Next take the battery platform/nose gear housing and slip it into the nose as far as it will go comfortably. Use a pen or pencil to mark where it meets the edge.
Use this line as reference when gluing it into the fuselage.
Now you can also glue in the slip.
Once those pieces are dry you can install the nose piece. It should simply slip on. As before there are small holes etched into the nose. One pair at the top, one pair at the bottom.
Here you can glue in the remainder of the skewer guides.
For the landing gear you will see an odd looking rectangle with scores and cuts all over it.
Use the picture above to see which section needs to be removed and the other that needs completely cut off. Save this right most piece!
In the remaining score line, push the rest of the landing gear wire left from the nose in and glue.
That piece of foam that was completly cut off can now be glued on top.
Then finish off the landing gear sandwich by folding the entire thing over onto itself.
This part is optional but we are going to build some wheel pants! You will need to remove the small bits of foam from the two pieces you see above.
Fold the semi-circle according to the A-fold and B-fold on the piece.
Remove the paper from the inside of the longer piece.
Also remove this small tab at the back end.
Just like the nose, with that paper removed, mold a curve into the long strip and glue onto the curved piece.
Cut the excess and repeat to create the other.
When aligning your pants, line them up with the crease of the fuselage.
We made a line with a ruler just to insure the landing gear is glued straight, and YOU SHOULD TO! It's very important to prevent crabbing during take off.
Add a small drop of glue to the wire, install the wheels...
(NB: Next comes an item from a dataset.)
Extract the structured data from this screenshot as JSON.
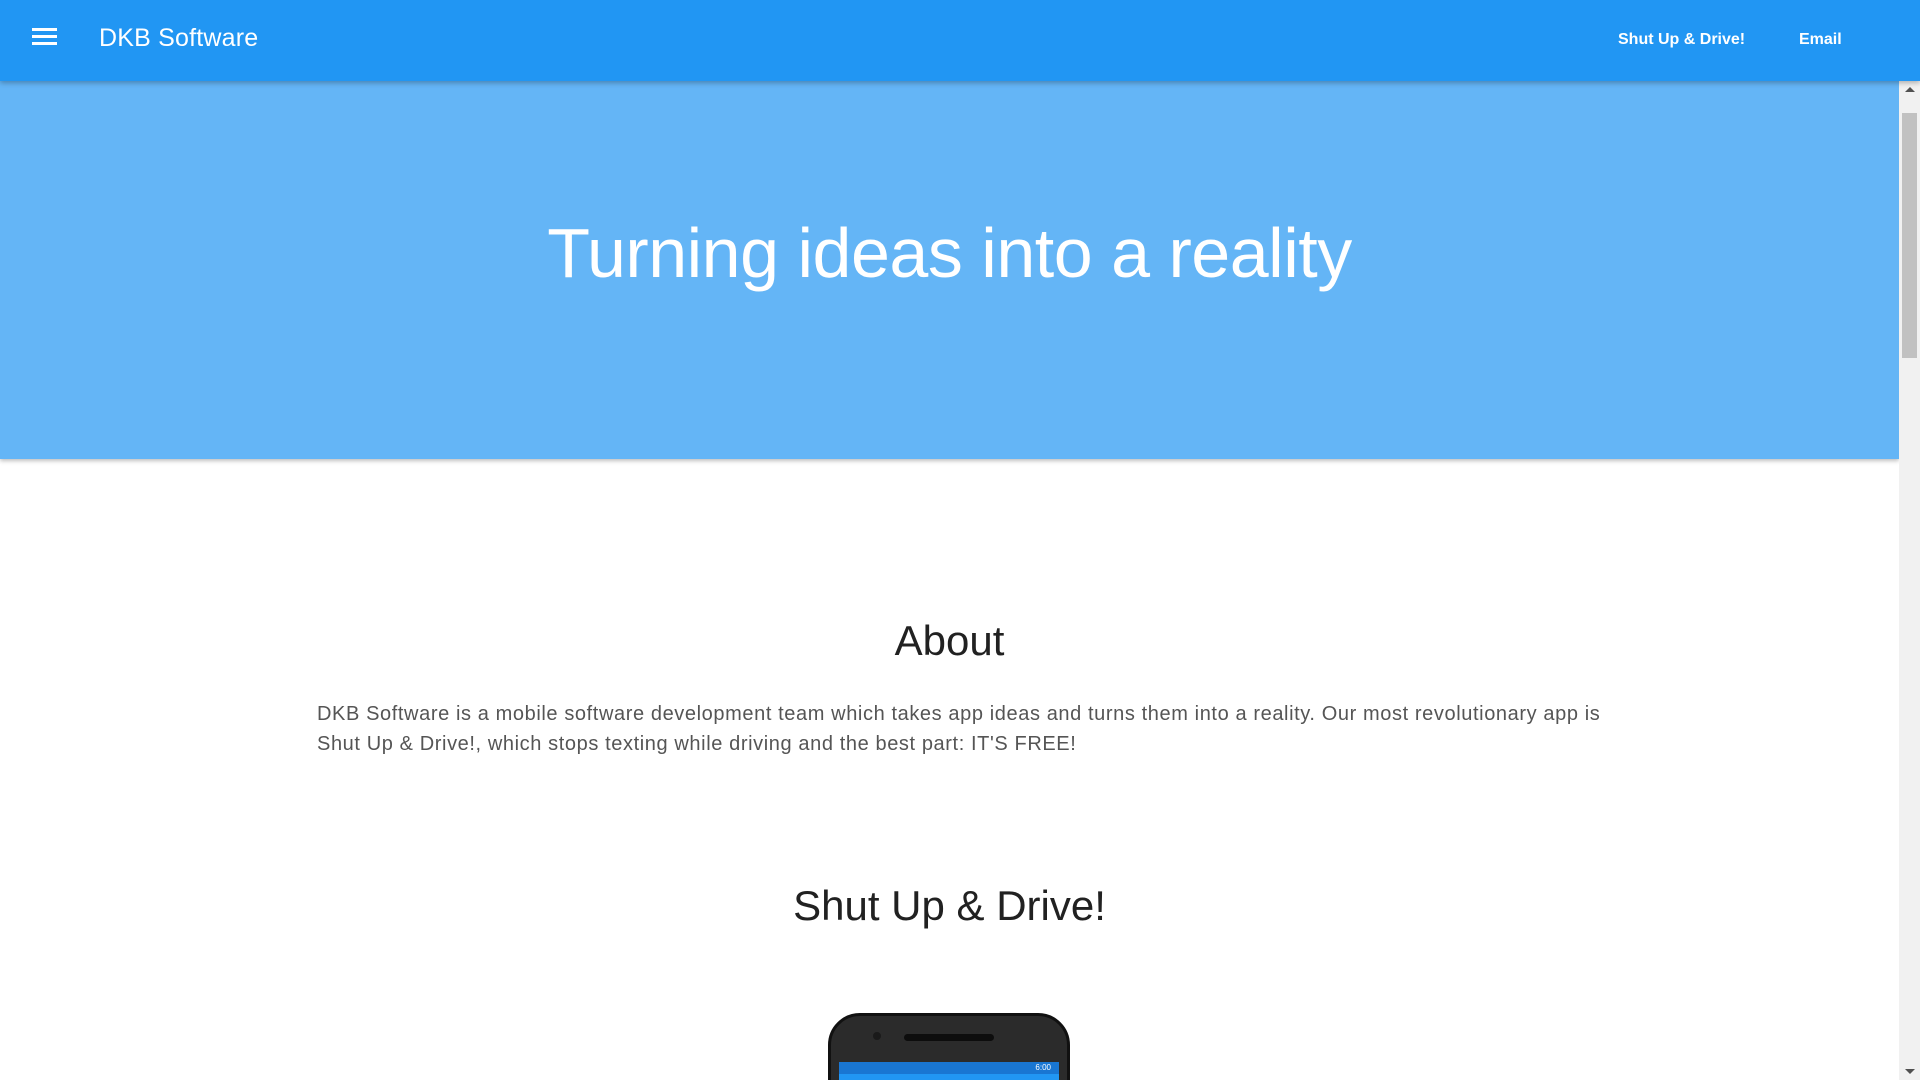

...and finish with another drop of glue. Cheapest wheel collars you can get!
Now go ahead and put on your pants (or don't, it's your build!)
Glue in the battery tray.
For the tail, cut a bevel like before into the rudder.
Reinforce with a glue hinge.
Repeat with the elevator.
These pieces key together and then key into the fuselage. When you glue, make sure you check for a nice 90° angle. This is very important to keep your plane flying true.
For maximum strength, glue two skewers to the tail...
...and trim the excess.
Just like the wing, install the rudder and elevator servos / push rods / and control horns.
Finish off the tail with these two fins. The smaller half of the fin faces down.
Next is to hook up everything. Every reciever will be different. Check your recievers manual for it's specific layout.
The above video has more details for setting up your Differential Thrust in your twin engine.
(That segment start around 13:20)
Now you can thread all your wires through the top of the fuselage and secure the wing with rubber bands.
If you haven't already you can open up the cargo do to make the elevator and rudder connections.
Once all the connections are made you can glue your reciever inside.
AFTER you have checked your motors and control surfaces are working properly, you can put your props back on.
Center your servos and tighten down your linkage stoppers.
Here is your throw gauge.
H = High (good for aerobatics and agressive flying)
L = Low (best for relaxed flying and beginners)
Make sure you check your CG and adjust your battery accordingly.
We hope you have fun running experiments with your Guinea Pig! Make sure you take pictures and video to share with the rest of the Flite Test community.
Thanks for your continued support and let us know if you have any designs you'd love to see made into a future Speed Build Kit!
- Differential Mixing
- Graupner Mixing File (COMING SOON)